Monounsaturated fats can have a beneficial effect on your heart when eaten in moderation and when used to replace saturated fat and trans fat in your diet.
What are monounsaturated fats?
From a chemical standpoint, monounsaturated fats are simply fat molecules that have one unsaturated carbon bond in the molecule, this is also called a double bond. Oils that contain monounsaturated fats are typically liquid at room temperature but start to turn solid when chilled. Olive oil is an example of a type of oil that contains monounsaturated fats.
How do monounsaturated fats affect my health?
Monounsaturated fats can help reduce bad cholesterol levels in your blood which can lower your risk of heart disease and stroke. They also provide nutrients to help develop and maintain your body’s cells.
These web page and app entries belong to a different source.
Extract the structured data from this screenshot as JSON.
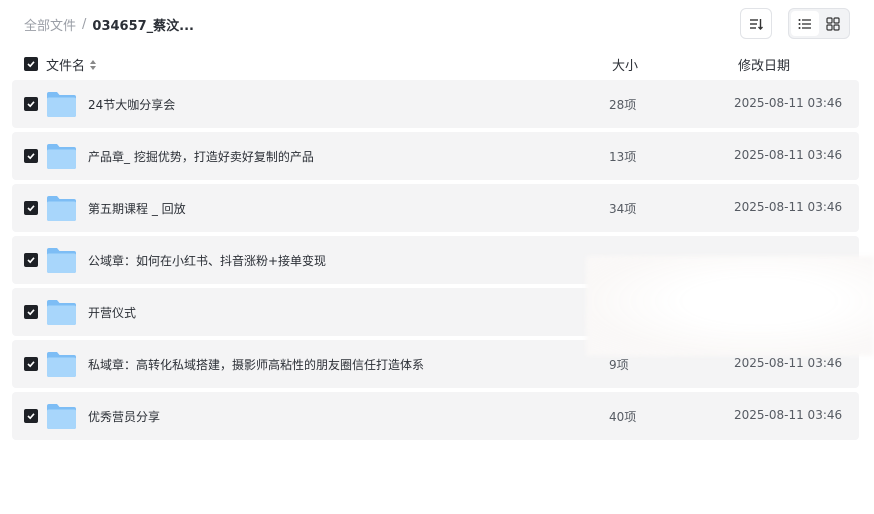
{
  "breadcrumb": {
    "root": "全部文件",
    "separator": "/",
    "current": "034657_蔡汶..."
  },
  "toolbar": {
    "sort_icon": "sort-icon",
    "view_list_icon": "list-view-icon",
    "view_grid_icon": "grid-view-icon"
  },
  "table": {
    "headers": {
      "name": "文件名",
      "size": "大小",
      "modified": "修改日期"
    },
    "rows": [
      {
        "name": "24节大咖分享会",
        "size": "28项",
        "modified": "2025-08-11 03:46"
      },
      {
        "name": "产品章_ 挖掘优势，打造好卖好复制的产品",
        "size": "13项",
        "modified": "2025-08-11 03:46"
      },
      {
        "name": "第五期课程 _ 回放",
        "size": "34项",
        "modified": "2025-08-11 03:46"
      },
      {
        "name": "公域章：如何在小红书、抖音涨粉+接单变现",
        "size": "",
        "modified": ""
      },
      {
        "name": "开营仪式",
        "size": "",
        "modified": ""
      },
      {
        "name": "私域章：高转化私域搭建，摄影师高粘性的朋友圈信任打造体系",
        "size": "9项",
        "modified": "2025-08-11 03:46"
      },
      {
        "name": "优秀营员分享",
        "size": "40项",
        "modified": "2025-08-11 03:46"
      }
    ]
  },
  "colors": {
    "row_bg": "#f4f4f5",
    "checkbox": "#1e2126",
    "folder_light": "#a8d6fb",
    "folder_dark": "#7dbdf5"
  }
}
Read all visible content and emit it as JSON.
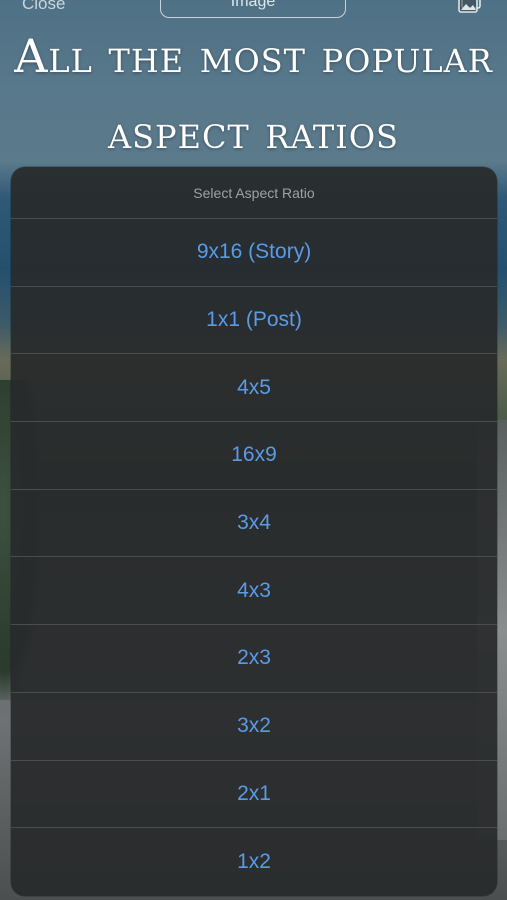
{
  "nav": {
    "close_label": "Close",
    "segment_label": "Image",
    "icon": "photo-library-icon"
  },
  "headline": {
    "line1": "All the most popular",
    "line2": "aspect ratios"
  },
  "sheet": {
    "title": "Select Aspect Ratio",
    "options": [
      "9x16 (Story)",
      "1x1 (Post)",
      "4x5",
      "16x9",
      "3x4",
      "4x3",
      "2x3",
      "3x2",
      "2x1",
      "1x2"
    ]
  },
  "colors": {
    "option_text": "#5a9be8",
    "sheet_background": "#282a2b",
    "title_text": "#9ea2a6",
    "separator": "#4a4d4f"
  }
}
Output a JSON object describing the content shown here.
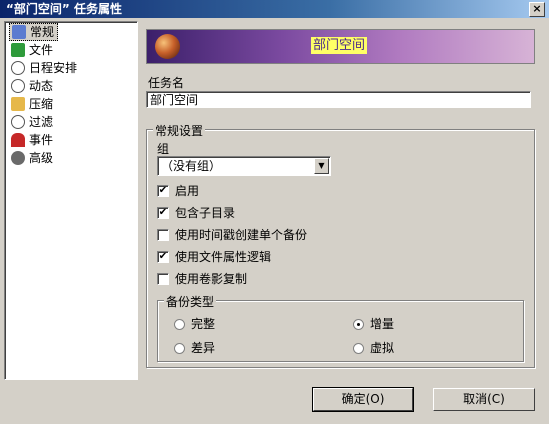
{
  "window": {
    "title": "“部门空间” 任务属性",
    "close_label": "×"
  },
  "sidebar": {
    "items": [
      {
        "label": "常规",
        "icon": "general-icon",
        "color": "#5b7bd0"
      },
      {
        "label": "文件",
        "icon": "files-icon",
        "color": "#2e9b3b"
      },
      {
        "label": "日程安排",
        "icon": "clock-icon",
        "color": "#9a9a9a"
      },
      {
        "label": "动态",
        "icon": "dynamic-icon",
        "color": "#7a7a7a"
      },
      {
        "label": "压缩",
        "icon": "folder-icon",
        "color": "#e6b84a"
      },
      {
        "label": "过滤",
        "icon": "filter-icon",
        "color": "#8a8a8a"
      },
      {
        "label": "事件",
        "icon": "magnet-icon",
        "color": "#c62828"
      },
      {
        "label": "高级",
        "icon": "gear-icon",
        "color": "#6a6a6a"
      }
    ]
  },
  "banner": {
    "text": "部门空间"
  },
  "task_name": {
    "label": "任务名",
    "value": "部门空间"
  },
  "general": {
    "group_title": "常规设置",
    "group_label": "组",
    "group_value": "（没有组）",
    "checkboxes": [
      {
        "label": "启用",
        "checked": true
      },
      {
        "label": "包含子目录",
        "checked": true
      },
      {
        "label": "使用时间戳创建单个备份",
        "checked": false
      },
      {
        "label": "使用文件属性逻辑",
        "checked": true
      },
      {
        "label": "使用卷影复制",
        "checked": false
      }
    ],
    "backup_type": {
      "title": "备份类型",
      "options": [
        {
          "label": "完整",
          "selected": false
        },
        {
          "label": "增量",
          "selected": true
        },
        {
          "label": "差异",
          "selected": false
        },
        {
          "label": "虚拟",
          "selected": false
        }
      ]
    }
  },
  "buttons": {
    "ok": "确定(O)",
    "cancel": "取消(C)"
  }
}
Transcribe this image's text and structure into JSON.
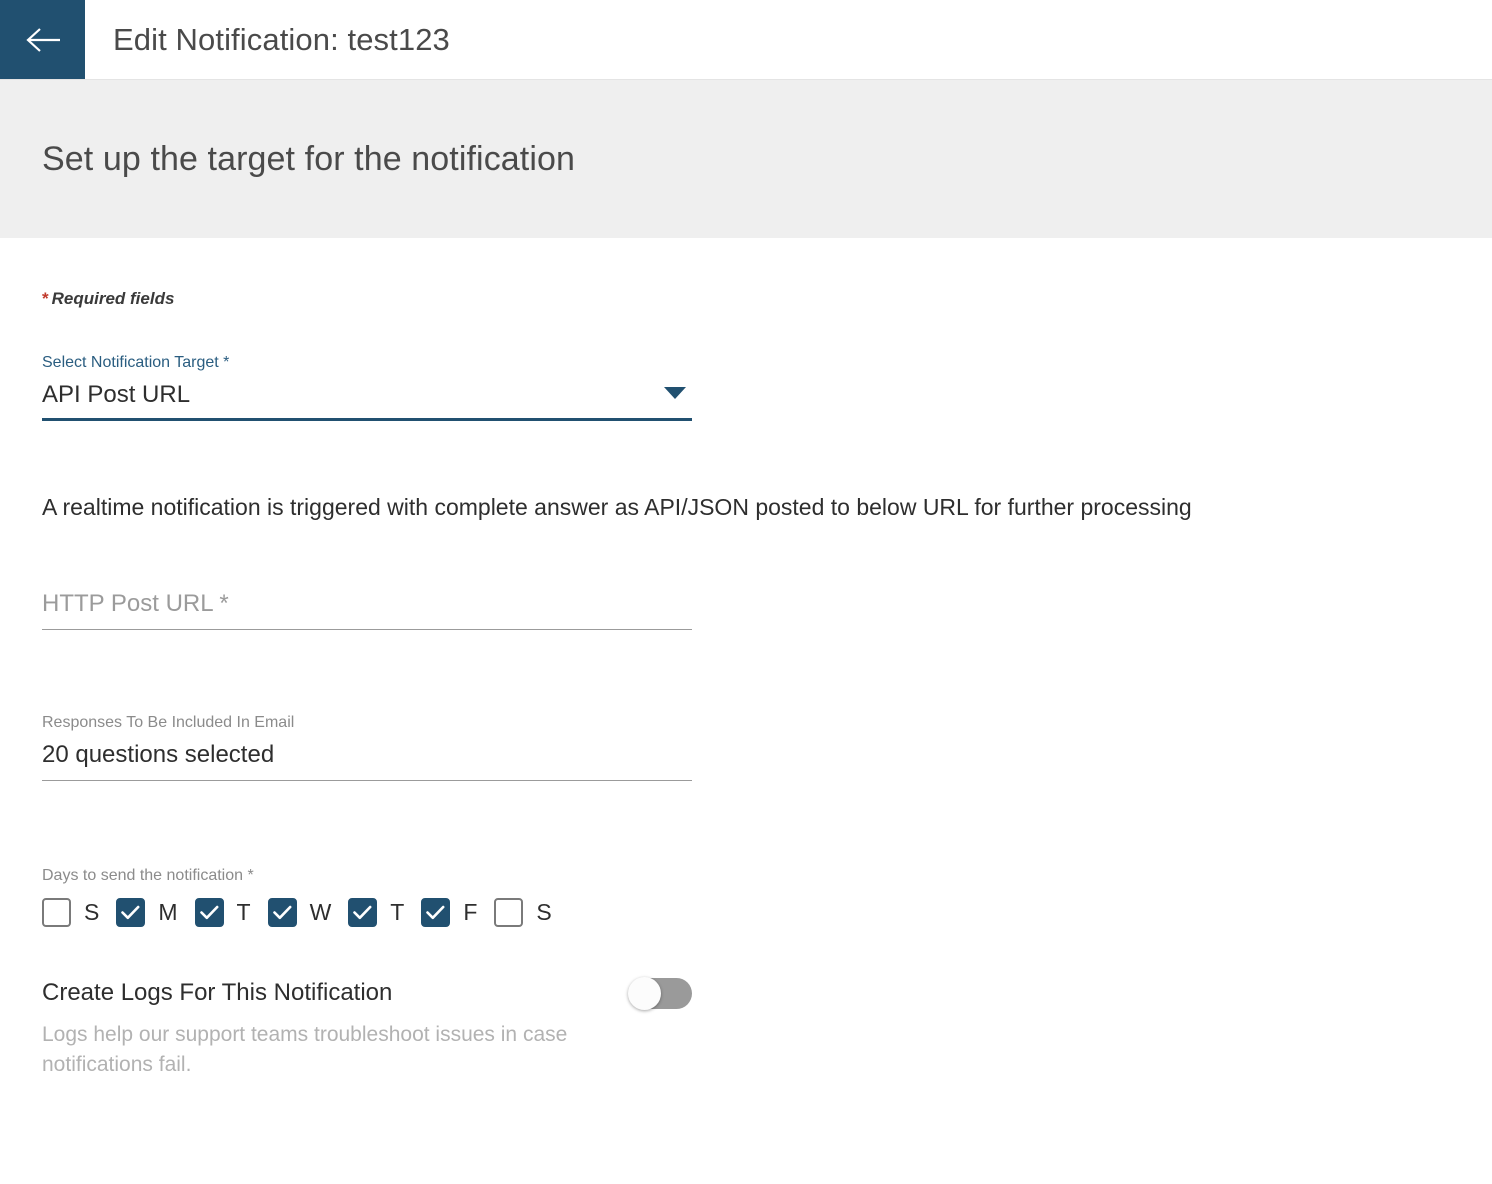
{
  "header": {
    "back_icon": "arrow-left-icon",
    "title": "Edit Notification: test123",
    "back_color": "#215070"
  },
  "banner": {
    "title": "Set up the target for the notification",
    "background": "#efefef"
  },
  "form": {
    "required_note": {
      "asterisk": "*",
      "text": "Required fields",
      "asterisk_color": "#c0392b"
    },
    "notification_target": {
      "label": "Select Notification Target *",
      "label_color": "#2a5d80",
      "value": "API Post URL",
      "caret_icon": "chevron-down-icon",
      "options": [
        "API Post URL"
      ]
    },
    "description": "A realtime notification is triggered with complete answer as API/JSON posted to below URL for further processing",
    "http_post_url": {
      "placeholder": "HTTP Post URL *",
      "value": ""
    },
    "responses_included": {
      "label": "Responses To Be Included In Email",
      "value": "20 questions selected"
    },
    "days": {
      "label": "Days to send the notification *",
      "items": [
        {
          "letter": "S",
          "name": "sunday",
          "checked": false
        },
        {
          "letter": "M",
          "name": "monday",
          "checked": true
        },
        {
          "letter": "T",
          "name": "tuesday",
          "checked": true
        },
        {
          "letter": "W",
          "name": "wednesday",
          "checked": true
        },
        {
          "letter": "T",
          "name": "thursday",
          "checked": true
        },
        {
          "letter": "F",
          "name": "friday",
          "checked": true
        },
        {
          "letter": "S",
          "name": "saturday",
          "checked": false
        }
      ],
      "checked_color": "#215070"
    },
    "create_logs": {
      "title": "Create Logs For This Notification",
      "enabled": false,
      "help": "Logs help our support teams troubleshoot issues in case notifications fail."
    }
  }
}
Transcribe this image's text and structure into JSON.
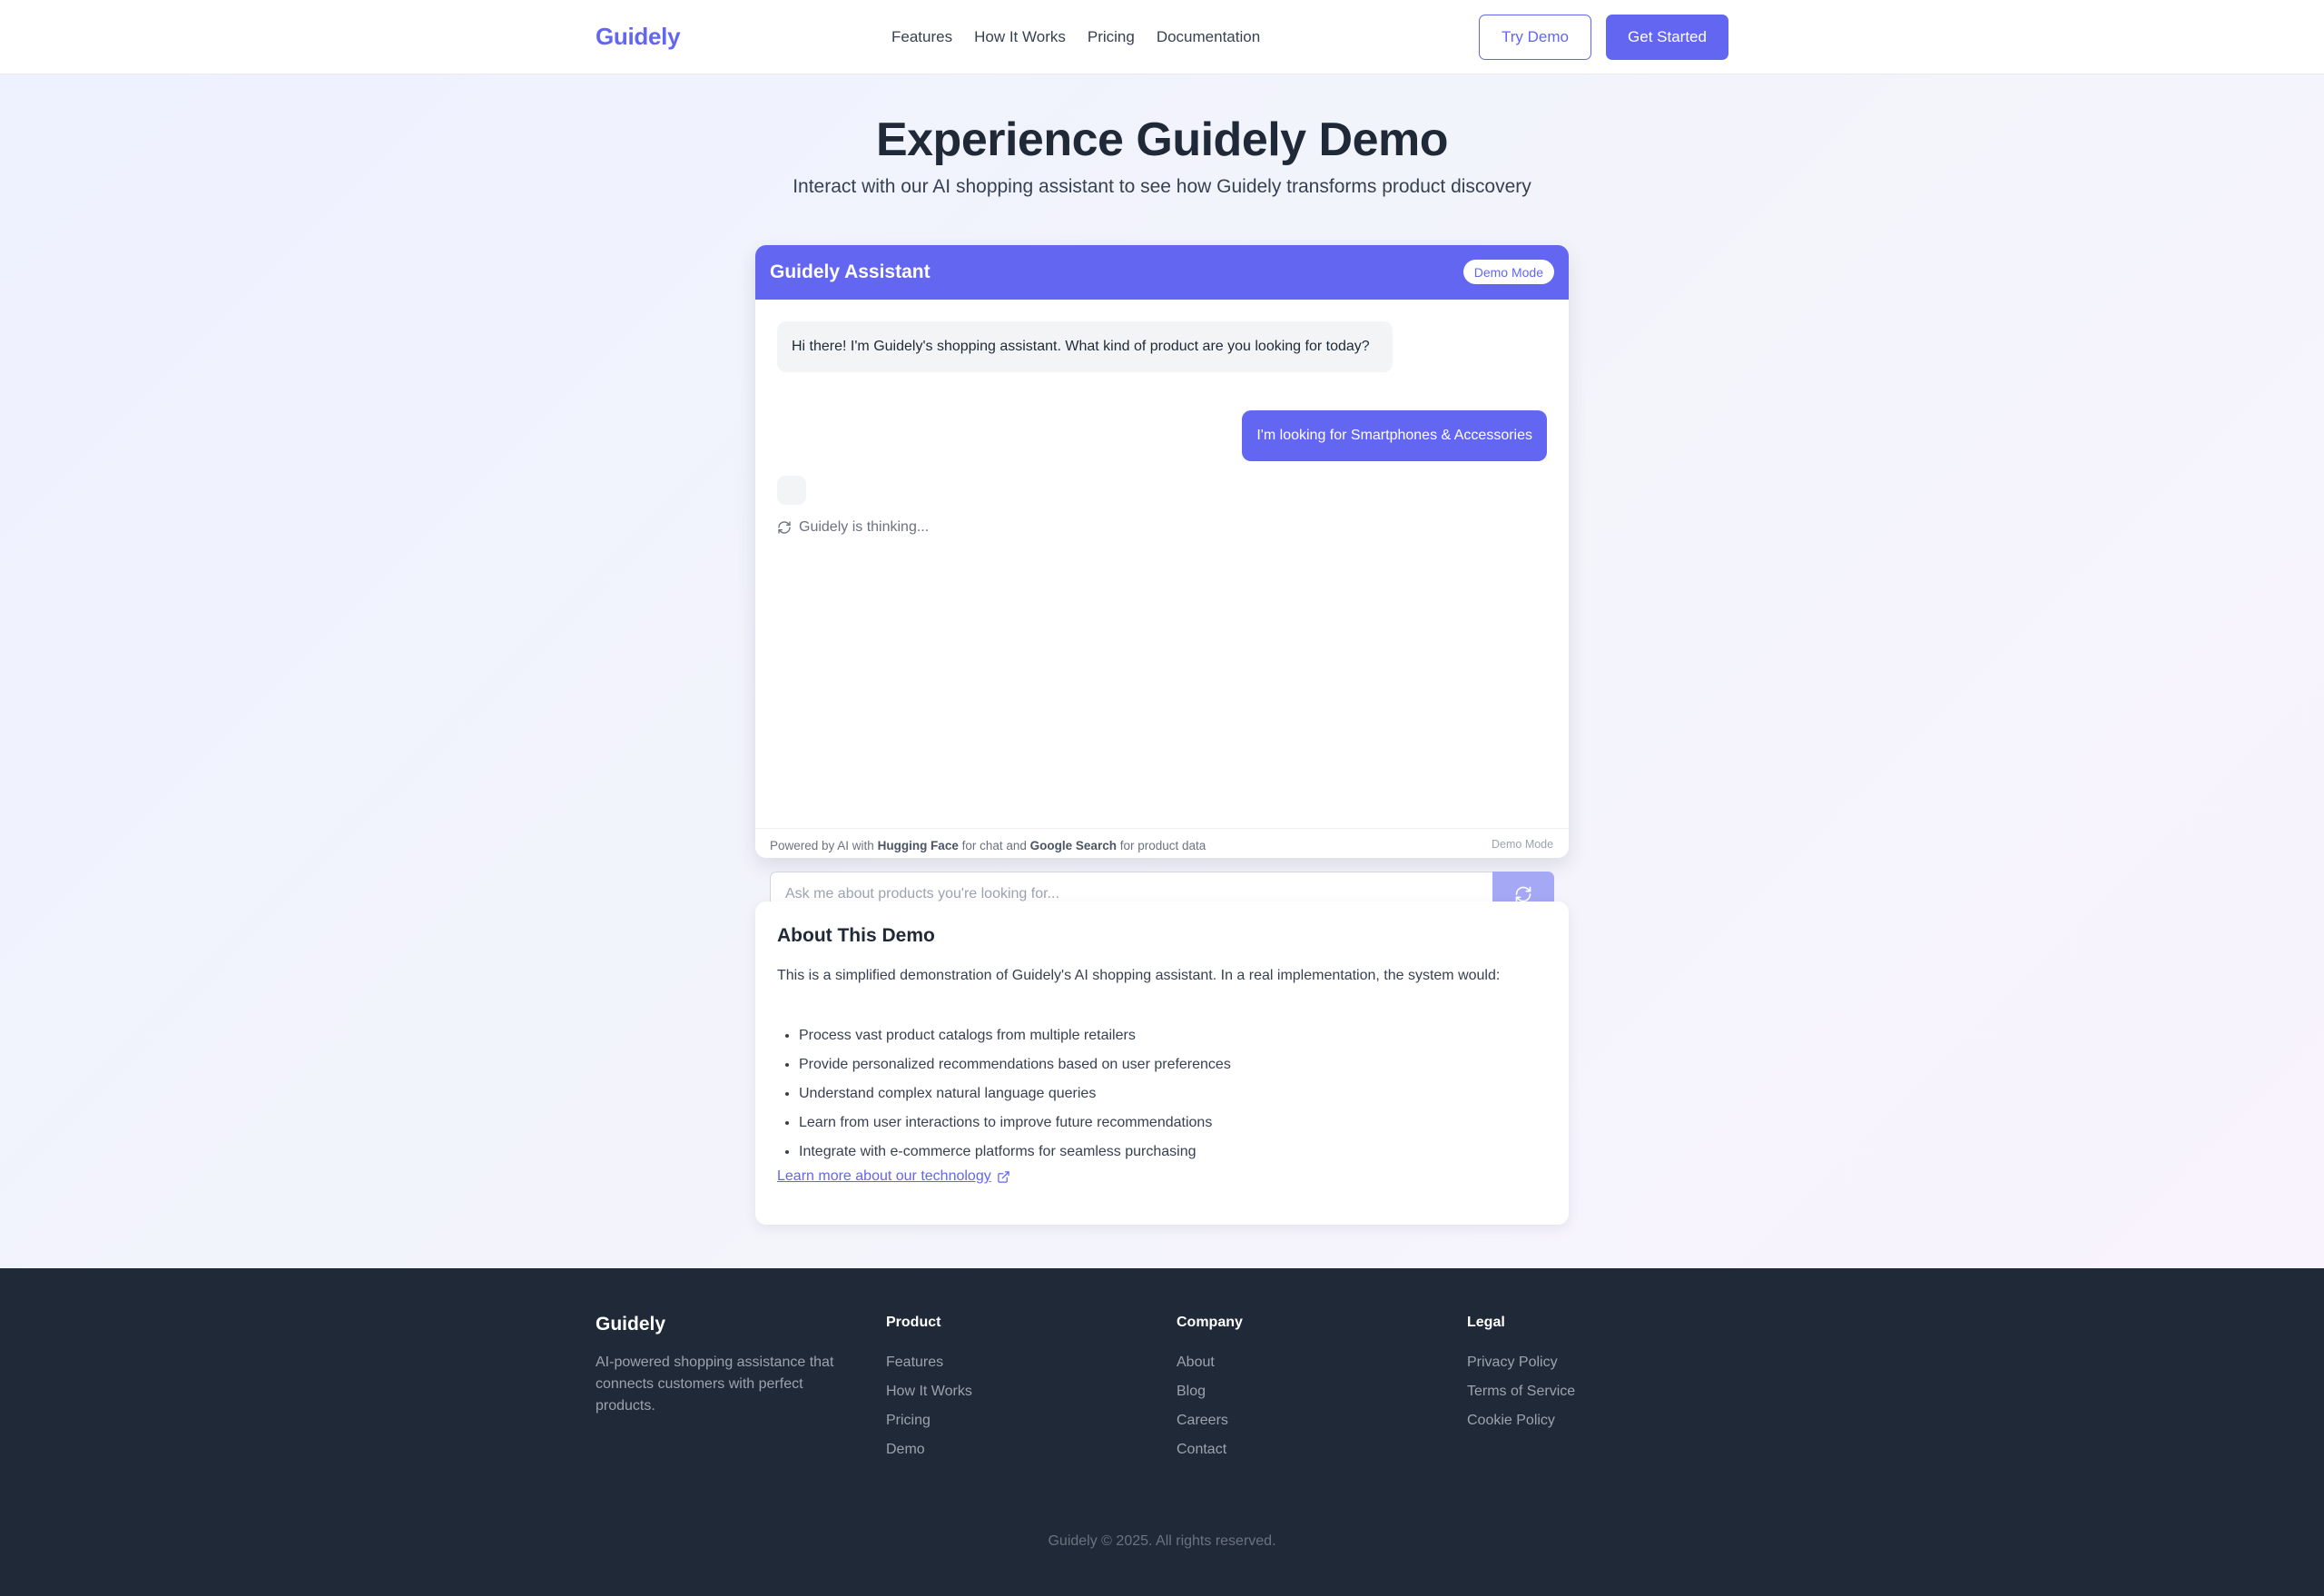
{
  "header": {
    "logo": "Guidely",
    "nav": [
      "Features",
      "How It Works",
      "Pricing",
      "Documentation"
    ],
    "try_demo": "Try Demo",
    "get_started": "Get Started"
  },
  "hero": {
    "title": "Experience Guidely Demo",
    "subtitle": "Interact with our AI shopping assistant to see how Guidely transforms product discovery"
  },
  "chat": {
    "title": "Guidely Assistant",
    "badge": "Demo Mode",
    "bot_message": "Hi there! I'm Guidely's shopping assistant. What kind of product are you looking for today?",
    "user_message": "I'm looking for Smartphones & Accessories",
    "thinking": "Guidely is thinking...",
    "powered_prefix": "Powered by AI with",
    "powered_hf": "Hugging Face",
    "powered_mid": "for chat and",
    "powered_google": "Google Search",
    "powered_suffix": "for product data",
    "footer_mode": "Demo Mode",
    "input_placeholder": "Ask me about products you're looking for...",
    "input_value": ""
  },
  "about": {
    "title": "About This Demo",
    "intro": "This is a simplified demonstration of Guidely's AI shopping assistant. In a real implementation, the system would:",
    "items": [
      "Process vast product catalogs from multiple retailers",
      "Provide personalized recommendations based on user preferences",
      "Understand complex natural language queries",
      "Learn from user interactions to improve future recommendations",
      "Integrate with e-commerce platforms for seamless purchasing"
    ],
    "link": "Learn more about our technology"
  },
  "footer": {
    "brand": "Guidely",
    "tagline": "AI-powered shopping assistance that connects customers with perfect products.",
    "columns": [
      {
        "title": "Product",
        "links": [
          "Features",
          "How It Works",
          "Pricing",
          "Demo"
        ]
      },
      {
        "title": "Company",
        "links": [
          "About",
          "Blog",
          "Careers",
          "Contact"
        ]
      },
      {
        "title": "Legal",
        "links": [
          "Privacy Policy",
          "Terms of Service",
          "Cookie Policy"
        ]
      }
    ],
    "copyright": "Guidely © 2025. All rights reserved."
  },
  "colors": {
    "accent": "#6366f1",
    "footer_bg": "#1f2937",
    "bot_bubble": "#f3f4f6"
  },
  "icons": {
    "thinking": "refresh-icon",
    "send": "refresh-icon",
    "learn_more": "external-link-icon"
  }
}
Oils rich in monounsaturated fats also contribute vitamin E to the diet, an antioxidant vitamin most Americans need more of.
Are monounsaturated fats better for me than saturated fats or trans fats?
Yes. While, all fats provide 9 calories per gram, monounsaturated fats and polyunsaturated fats can have a positive effect on your health, when eaten in moderation. The bad fats –saturated fats and trans fats – can negatively affect your health.
Which foods contain monounsaturated fats?
Most foods contain a combination of different fats.
Examples of foods high in monounsaturated fats include plant-based liquid oils such as:
- olive oil,
- canola oil,
- peanut oil,
- safflower oil and
- sesame oil.
Other sources include avocados, peanut butter, and many nuts and seeds.
Are monounsaturated fats lower in calories?
Monounsaturated fats - like all fats - contain nine calories per gram.
For good health, the majority of the fats that you eat should be monounsaturated or polyunsaturated. Eat foods containing monounsaturated fats and/or polyunsaturated fats instead of foods that contain saturated fats and/or trans fats.
Last reviewed 2015.
Article copyright © 2017 American Heart Association.